- _ACTIVITY_: Exactly as they stand, give the records below again, with no images.
[Opening GIVEN ENTRIES section]
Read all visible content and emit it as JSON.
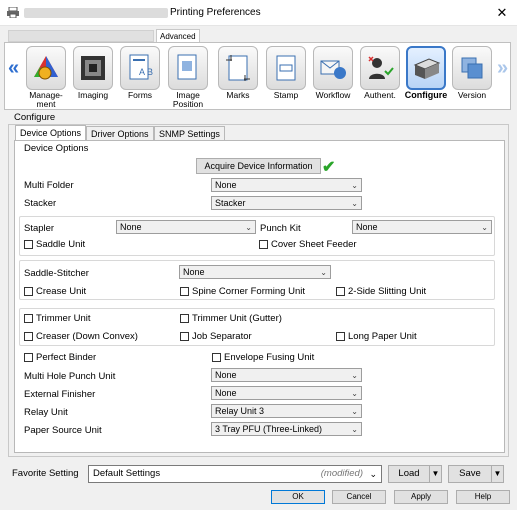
{
  "window": {
    "title": "Printing Preferences",
    "close_glyph": "✕",
    "active_top_tab": "Advanced"
  },
  "ribbon": {
    "left_arrow": "«",
    "right_arrow": "»",
    "tools": [
      {
        "label": "Manage-\nment",
        "icon": "management-icon"
      },
      {
        "label": "Imaging",
        "icon": "imaging-icon"
      },
      {
        "label": "Forms",
        "icon": "forms-icon"
      },
      {
        "label": "Image\nPosition",
        "icon": "image-position-icon"
      },
      {
        "label": "Marks",
        "icon": "marks-icon"
      },
      {
        "label": "Stamp",
        "icon": "stamp-icon"
      },
      {
        "label": "Workflow",
        "icon": "workflow-icon"
      },
      {
        "label": "Authent.",
        "icon": "authentication-icon"
      },
      {
        "label": "Configure",
        "icon": "configure-icon",
        "selected": true
      },
      {
        "label": "Version",
        "icon": "version-icon"
      }
    ]
  },
  "configure": {
    "group_label": "Configure",
    "tabs": [
      "Device Options",
      "Driver Options",
      "SNMP Settings"
    ],
    "active_tab": "Device Options",
    "device_options": {
      "group_label": "Device Options",
      "acquire_button": "Acquire Device Information",
      "multi_folder": {
        "label": "Multi Folder",
        "value": "None"
      },
      "stacker": {
        "label": "Stacker",
        "value": "Stacker"
      },
      "stapler": {
        "label": "Stapler",
        "value": "None"
      },
      "punch_kit": {
        "label": "Punch Kit",
        "value": "None"
      },
      "saddle_unit": "Saddle Unit",
      "cover_sheet_feeder": "Cover Sheet Feeder",
      "saddle_stitcher": {
        "label": "Saddle-Stitcher",
        "value": "None"
      },
      "crease_unit": "Crease Unit",
      "spine_corner": "Spine Corner Forming Unit",
      "two_side_slitting": "2-Side Slitting Unit",
      "trimmer_unit": "Trimmer Unit",
      "trimmer_gutter": "Trimmer Unit (Gutter)",
      "creaser": "Creaser (Down Convex)",
      "job_separator": "Job Separator",
      "long_paper": "Long Paper Unit",
      "perfect_binder": "Perfect Binder",
      "envelope_fusing": "Envelope Fusing Unit",
      "multi_hole_punch": {
        "label": "Multi Hole Punch Unit",
        "value": "None"
      },
      "external_finisher": {
        "label": "External Finisher",
        "value": "None"
      },
      "relay_unit": {
        "label": "Relay Unit",
        "value": "Relay Unit 3"
      },
      "paper_source": {
        "label": "Paper Source Unit",
        "value": "3 Tray PFU (Three-Linked)"
      }
    }
  },
  "favorite": {
    "label": "Favorite Setting",
    "value": "Default Settings",
    "modified": "(modified)",
    "load": "Load",
    "save": "Save"
  },
  "footer": {
    "ok": "OK",
    "cancel": "Cancel",
    "apply": "Apply",
    "help": "Help"
  },
  "colors": {
    "accent": "#3a78c8",
    "check": "#2aa52a"
  }
}
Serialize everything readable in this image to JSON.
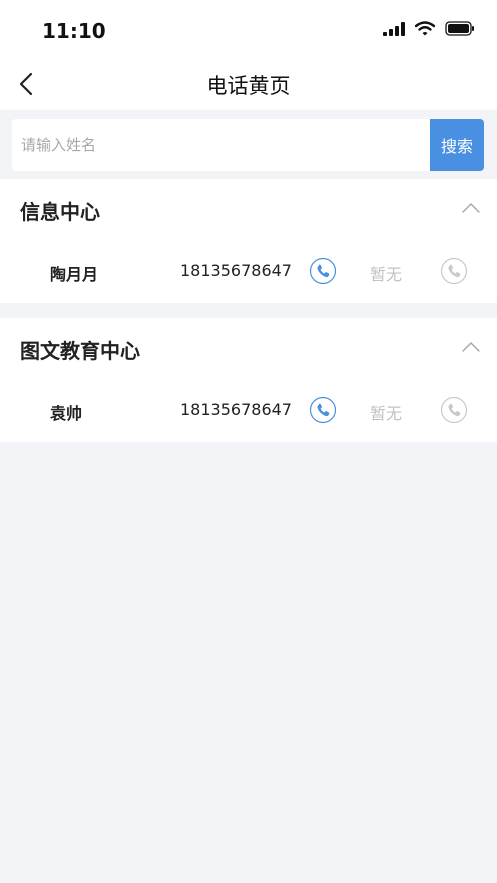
{
  "status_bar": {
    "time": "11:10",
    "icons": [
      "signal-icon",
      "wifi-icon",
      "battery-icon"
    ]
  },
  "nav": {
    "title": "电话黄页",
    "back_icon": "chevron-left-icon"
  },
  "search": {
    "placeholder": "请输入姓名",
    "value": "",
    "button_label": "搜索"
  },
  "groups": [
    {
      "title": "信息中心",
      "expanded": true,
      "contacts": [
        {
          "name": "陶月月",
          "phone": "18135678647",
          "secondary": "暂无"
        }
      ]
    },
    {
      "title": "图文教育中心",
      "expanded": true,
      "contacts": [
        {
          "name": "袁帅",
          "phone": "18135678647",
          "secondary": "暂无"
        }
      ]
    }
  ],
  "colors": {
    "accent": "#4a90e2",
    "background": "#f3f4f8",
    "muted": "#c2c2c2"
  }
}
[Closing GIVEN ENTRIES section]
- _RESULT_:
Read all visible content and emit it as JSON.
{
  "window": {
    "title": "Printing Preferences",
    "close_glyph": "✕",
    "active_top_tab": "Advanced"
  },
  "ribbon": {
    "left_arrow": "«",
    "right_arrow": "»",
    "tools": [
      {
        "label": "Manage-\nment",
        "icon": "management-icon"
      },
      {
        "label": "Imaging",
        "icon": "imaging-icon"
      },
      {
        "label": "Forms",
        "icon": "forms-icon"
      },
      {
        "label": "Image\nPosition",
        "icon": "image-position-icon"
      },
      {
        "label": "Marks",
        "icon": "marks-icon"
      },
      {
        "label": "Stamp",
        "icon": "stamp-icon"
      },
      {
        "label": "Workflow",
        "icon": "workflow-icon"
      },
      {
        "label": "Authent.",
        "icon": "authentication-icon"
      },
      {
        "label": "Configure",
        "icon": "configure-icon",
        "selected": true
      },
      {
        "label": "Version",
        "icon": "version-icon"
      }
    ]
  },
  "configure": {
    "group_label": "Configure",
    "tabs": [
      "Device Options",
      "Driver Options",
      "SNMP Settings"
    ],
    "active_tab": "Device Options",
    "device_options": {
      "group_label": "Device Options",
      "acquire_button": "Acquire Device Information",
      "multi_folder": {
        "label": "Multi Folder",
        "value": "None"
      },
      "stacker": {
        "label": "Stacker",
        "value": "Stacker"
      },
      "stapler": {
        "label": "Stapler",
        "value": "None"
      },
      "punch_kit": {
        "label": "Punch Kit",
        "value": "None"
      },
      "saddle_unit": "Saddle Unit",
      "cover_sheet_feeder": "Cover Sheet Feeder",
      "saddle_stitcher": {
        "label": "Saddle-Stitcher",
        "value": "None"
      },
      "crease_unit": "Crease Unit",
      "spine_corner": "Spine Corner Forming Unit",
      "two_side_slitting": "2-Side Slitting Unit",
      "trimmer_unit": "Trimmer Unit",
      "trimmer_gutter": "Trimmer Unit (Gutter)",
      "creaser": "Creaser (Down Convex)",
      "job_separator": "Job Separator",
      "long_paper": "Long Paper Unit",
      "perfect_binder": "Perfect Binder",
      "envelope_fusing": "Envelope Fusing Unit",
      "multi_hole_punch": {
        "label": "Multi Hole Punch Unit",
        "value": "None"
      },
      "external_finisher": {
        "label": "External Finisher",
        "value": "None"
      },
      "relay_unit": {
        "label": "Relay Unit",
        "value": "Relay Unit 3"
      },
      "paper_source": {
        "label": "Paper Source Unit",
        "value": "3 Tray PFU (Three-Linked)"
      }
    }
  },
  "favorite": {
    "label": "Favorite Setting",
    "value": "Default Settings",
    "modified": "(modified)",
    "load": "Load",
    "save": "Save"
  },
  "footer": {
    "ok": "OK",
    "cancel": "Cancel",
    "apply": "Apply",
    "help": "Help"
  },
  "colors": {
    "accent": "#3a78c8",
    "check": "#2aa52a"
  }
}
Serialize everything readable in this image to JSON.
{
  "status_bar": {
    "time": "11:10",
    "icons": [
      "signal-icon",
      "wifi-icon",
      "battery-icon"
    ]
  },
  "nav": {
    "title": "电话黄页",
    "back_icon": "chevron-left-icon"
  },
  "search": {
    "placeholder": "请输入姓名",
    "value": "",
    "button_label": "搜索"
  },
  "groups": [
    {
      "title": "信息中心",
      "expanded": true,
      "contacts": [
        {
          "name": "陶月月",
          "phone": "18135678647",
          "secondary": "暂无"
        }
      ]
    },
    {
      "title": "图文教育中心",
      "expanded": true,
      "contacts": [
        {
          "name": "袁帅",
          "phone": "18135678647",
          "secondary": "暂无"
        }
      ]
    }
  ],
  "colors": {
    "accent": "#4a90e2",
    "background": "#f3f4f8",
    "muted": "#c2c2c2"
  }
}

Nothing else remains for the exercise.